**PROBLEM DESCRIPTION**
Find the word "true" in the data, then copy each line where it is found.

**Dataset entries**

=======

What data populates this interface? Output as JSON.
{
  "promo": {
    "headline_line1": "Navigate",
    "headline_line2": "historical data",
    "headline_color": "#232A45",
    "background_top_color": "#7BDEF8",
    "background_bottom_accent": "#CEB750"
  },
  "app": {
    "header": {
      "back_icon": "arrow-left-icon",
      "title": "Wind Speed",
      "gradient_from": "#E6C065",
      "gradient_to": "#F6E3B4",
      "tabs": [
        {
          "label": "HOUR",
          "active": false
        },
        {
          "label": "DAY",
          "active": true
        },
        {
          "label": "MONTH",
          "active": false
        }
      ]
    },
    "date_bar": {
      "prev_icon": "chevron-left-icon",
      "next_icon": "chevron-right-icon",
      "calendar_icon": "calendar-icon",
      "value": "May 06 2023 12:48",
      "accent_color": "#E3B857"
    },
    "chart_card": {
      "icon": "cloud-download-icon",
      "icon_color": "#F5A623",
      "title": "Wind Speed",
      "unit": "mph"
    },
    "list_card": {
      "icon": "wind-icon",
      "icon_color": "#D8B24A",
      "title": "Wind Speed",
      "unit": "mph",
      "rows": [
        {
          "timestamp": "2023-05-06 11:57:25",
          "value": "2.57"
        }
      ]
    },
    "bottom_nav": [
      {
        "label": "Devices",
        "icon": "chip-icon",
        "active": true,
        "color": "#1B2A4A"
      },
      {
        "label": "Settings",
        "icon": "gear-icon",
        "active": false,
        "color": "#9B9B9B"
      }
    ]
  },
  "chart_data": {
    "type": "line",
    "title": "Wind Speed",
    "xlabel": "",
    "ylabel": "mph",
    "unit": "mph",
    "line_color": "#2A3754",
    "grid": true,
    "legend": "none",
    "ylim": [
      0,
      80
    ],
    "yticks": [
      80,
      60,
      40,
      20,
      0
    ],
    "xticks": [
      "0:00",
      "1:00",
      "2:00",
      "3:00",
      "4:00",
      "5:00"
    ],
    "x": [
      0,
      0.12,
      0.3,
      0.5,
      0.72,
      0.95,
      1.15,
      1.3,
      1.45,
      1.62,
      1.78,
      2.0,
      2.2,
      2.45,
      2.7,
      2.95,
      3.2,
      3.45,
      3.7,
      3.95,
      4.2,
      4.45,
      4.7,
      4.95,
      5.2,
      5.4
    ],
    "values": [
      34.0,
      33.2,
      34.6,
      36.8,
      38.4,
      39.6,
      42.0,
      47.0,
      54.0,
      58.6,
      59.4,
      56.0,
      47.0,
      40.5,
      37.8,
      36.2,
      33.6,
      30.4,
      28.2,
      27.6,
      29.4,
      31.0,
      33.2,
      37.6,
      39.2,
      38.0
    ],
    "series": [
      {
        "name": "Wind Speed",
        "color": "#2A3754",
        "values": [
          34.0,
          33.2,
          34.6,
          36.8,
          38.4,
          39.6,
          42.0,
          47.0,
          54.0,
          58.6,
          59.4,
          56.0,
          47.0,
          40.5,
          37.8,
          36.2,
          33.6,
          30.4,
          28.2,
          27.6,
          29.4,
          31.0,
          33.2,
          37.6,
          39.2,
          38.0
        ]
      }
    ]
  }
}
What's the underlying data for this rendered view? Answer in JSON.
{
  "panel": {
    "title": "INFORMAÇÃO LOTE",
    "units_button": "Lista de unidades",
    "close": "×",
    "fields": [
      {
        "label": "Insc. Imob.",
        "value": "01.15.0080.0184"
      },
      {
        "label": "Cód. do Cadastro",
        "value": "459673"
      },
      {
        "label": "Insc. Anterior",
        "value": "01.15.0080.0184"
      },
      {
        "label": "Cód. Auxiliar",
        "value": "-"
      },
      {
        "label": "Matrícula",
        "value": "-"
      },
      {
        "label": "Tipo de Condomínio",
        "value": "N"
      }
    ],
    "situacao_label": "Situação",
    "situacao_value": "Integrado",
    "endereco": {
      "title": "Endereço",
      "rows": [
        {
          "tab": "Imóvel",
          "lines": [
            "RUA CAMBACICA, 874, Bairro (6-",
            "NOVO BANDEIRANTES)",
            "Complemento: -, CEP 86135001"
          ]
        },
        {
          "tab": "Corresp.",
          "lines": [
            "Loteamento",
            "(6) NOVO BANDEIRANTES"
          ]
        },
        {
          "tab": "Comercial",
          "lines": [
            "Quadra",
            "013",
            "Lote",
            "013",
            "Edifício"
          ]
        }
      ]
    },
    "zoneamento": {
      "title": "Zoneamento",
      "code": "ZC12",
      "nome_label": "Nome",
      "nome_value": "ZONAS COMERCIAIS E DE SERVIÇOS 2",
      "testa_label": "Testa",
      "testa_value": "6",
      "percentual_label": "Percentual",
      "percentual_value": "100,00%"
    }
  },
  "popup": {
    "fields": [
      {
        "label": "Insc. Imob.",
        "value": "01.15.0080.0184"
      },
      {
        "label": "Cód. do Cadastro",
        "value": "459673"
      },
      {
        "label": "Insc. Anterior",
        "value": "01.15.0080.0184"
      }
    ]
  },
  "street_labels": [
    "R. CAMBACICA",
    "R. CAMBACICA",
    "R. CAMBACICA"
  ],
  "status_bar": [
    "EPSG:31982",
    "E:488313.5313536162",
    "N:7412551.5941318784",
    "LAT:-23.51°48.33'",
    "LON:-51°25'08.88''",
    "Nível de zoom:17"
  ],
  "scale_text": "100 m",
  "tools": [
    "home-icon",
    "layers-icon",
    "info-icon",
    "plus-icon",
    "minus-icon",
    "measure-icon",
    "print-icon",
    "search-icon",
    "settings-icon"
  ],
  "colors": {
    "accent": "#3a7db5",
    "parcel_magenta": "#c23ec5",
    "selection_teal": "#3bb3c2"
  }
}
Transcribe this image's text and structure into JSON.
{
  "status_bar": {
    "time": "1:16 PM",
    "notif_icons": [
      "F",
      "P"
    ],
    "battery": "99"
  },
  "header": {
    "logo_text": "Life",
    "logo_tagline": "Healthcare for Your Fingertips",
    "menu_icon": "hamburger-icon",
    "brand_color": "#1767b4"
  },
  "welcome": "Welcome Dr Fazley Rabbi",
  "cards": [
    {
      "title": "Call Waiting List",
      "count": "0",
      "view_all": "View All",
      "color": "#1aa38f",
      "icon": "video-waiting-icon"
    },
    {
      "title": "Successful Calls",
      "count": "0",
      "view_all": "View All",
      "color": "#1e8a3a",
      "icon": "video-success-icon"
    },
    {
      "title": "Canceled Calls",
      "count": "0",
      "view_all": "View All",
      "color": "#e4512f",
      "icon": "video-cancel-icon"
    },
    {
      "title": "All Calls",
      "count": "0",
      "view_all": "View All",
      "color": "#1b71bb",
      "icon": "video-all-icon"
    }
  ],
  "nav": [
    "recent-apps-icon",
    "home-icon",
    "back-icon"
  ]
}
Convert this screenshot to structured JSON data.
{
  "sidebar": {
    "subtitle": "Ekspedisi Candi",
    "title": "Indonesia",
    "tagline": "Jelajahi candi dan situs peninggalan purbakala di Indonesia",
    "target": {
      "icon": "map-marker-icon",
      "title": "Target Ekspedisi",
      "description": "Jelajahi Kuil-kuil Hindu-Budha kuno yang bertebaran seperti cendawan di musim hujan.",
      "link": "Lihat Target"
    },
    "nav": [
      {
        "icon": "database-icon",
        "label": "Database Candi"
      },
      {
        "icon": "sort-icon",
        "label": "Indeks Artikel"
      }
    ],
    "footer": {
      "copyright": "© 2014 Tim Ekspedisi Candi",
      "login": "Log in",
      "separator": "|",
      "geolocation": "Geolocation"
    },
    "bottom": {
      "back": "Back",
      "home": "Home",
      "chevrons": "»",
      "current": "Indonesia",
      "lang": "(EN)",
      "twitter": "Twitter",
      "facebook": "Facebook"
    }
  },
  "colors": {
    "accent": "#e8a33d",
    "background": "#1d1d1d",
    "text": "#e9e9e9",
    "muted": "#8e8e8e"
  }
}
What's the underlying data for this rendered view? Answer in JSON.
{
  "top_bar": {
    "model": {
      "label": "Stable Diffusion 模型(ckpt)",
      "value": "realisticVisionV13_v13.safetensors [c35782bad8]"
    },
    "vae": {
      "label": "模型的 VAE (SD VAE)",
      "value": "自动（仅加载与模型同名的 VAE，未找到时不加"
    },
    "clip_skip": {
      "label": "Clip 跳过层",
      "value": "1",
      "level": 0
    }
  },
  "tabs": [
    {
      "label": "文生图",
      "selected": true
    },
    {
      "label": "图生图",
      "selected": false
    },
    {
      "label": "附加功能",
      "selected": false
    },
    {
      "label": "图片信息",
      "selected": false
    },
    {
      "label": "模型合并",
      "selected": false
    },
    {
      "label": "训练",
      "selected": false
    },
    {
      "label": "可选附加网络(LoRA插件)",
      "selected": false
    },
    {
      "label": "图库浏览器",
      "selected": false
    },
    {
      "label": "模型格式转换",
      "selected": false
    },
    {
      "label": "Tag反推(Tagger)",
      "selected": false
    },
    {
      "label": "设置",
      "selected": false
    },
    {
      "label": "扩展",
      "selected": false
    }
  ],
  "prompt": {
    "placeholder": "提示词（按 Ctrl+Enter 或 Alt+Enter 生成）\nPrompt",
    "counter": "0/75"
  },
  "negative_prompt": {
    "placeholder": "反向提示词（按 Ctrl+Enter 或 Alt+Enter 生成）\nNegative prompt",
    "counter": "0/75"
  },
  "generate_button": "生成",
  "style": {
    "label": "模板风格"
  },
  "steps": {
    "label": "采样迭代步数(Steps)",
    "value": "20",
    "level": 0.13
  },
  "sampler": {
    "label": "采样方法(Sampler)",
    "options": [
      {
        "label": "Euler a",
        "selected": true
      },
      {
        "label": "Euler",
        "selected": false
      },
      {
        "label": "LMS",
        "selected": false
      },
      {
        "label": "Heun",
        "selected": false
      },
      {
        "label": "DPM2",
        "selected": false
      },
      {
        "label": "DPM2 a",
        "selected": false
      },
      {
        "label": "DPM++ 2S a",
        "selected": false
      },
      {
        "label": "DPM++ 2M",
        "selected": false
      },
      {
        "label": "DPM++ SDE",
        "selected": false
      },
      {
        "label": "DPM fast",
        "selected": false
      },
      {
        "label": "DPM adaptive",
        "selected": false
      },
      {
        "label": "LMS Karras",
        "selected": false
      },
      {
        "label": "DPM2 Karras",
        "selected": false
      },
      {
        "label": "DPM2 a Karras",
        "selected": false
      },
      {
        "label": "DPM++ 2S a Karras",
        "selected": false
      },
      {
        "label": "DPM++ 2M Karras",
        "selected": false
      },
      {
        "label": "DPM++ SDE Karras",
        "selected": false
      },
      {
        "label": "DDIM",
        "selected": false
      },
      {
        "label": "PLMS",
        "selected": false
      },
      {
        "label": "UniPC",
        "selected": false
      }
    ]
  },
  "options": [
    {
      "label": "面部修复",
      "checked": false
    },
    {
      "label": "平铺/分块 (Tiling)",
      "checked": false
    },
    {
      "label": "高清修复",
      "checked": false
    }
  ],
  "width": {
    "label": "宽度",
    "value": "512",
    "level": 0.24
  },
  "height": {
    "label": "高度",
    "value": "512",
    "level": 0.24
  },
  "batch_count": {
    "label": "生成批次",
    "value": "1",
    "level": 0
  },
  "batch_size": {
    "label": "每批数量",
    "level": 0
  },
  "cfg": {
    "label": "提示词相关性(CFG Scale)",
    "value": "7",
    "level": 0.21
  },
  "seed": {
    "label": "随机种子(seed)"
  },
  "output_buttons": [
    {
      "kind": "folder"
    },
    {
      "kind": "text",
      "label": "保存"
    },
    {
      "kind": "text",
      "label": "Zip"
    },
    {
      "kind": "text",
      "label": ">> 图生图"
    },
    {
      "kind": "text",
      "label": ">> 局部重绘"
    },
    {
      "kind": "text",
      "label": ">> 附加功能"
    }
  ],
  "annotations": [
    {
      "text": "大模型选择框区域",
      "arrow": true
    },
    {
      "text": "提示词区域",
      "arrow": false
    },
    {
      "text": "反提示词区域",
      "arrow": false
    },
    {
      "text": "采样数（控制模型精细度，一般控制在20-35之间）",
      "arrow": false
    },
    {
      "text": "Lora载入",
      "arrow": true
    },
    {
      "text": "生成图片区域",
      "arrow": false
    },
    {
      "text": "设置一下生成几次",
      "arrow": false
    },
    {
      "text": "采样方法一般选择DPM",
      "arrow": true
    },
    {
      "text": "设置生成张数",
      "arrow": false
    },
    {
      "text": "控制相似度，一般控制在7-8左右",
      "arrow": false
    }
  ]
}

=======

**ANSWER**
          "active": true
        "active": true,
    "grid": true,
      "selected": true
        "selected": true
      "arrow": true
      "arrow": true
      "arrow": true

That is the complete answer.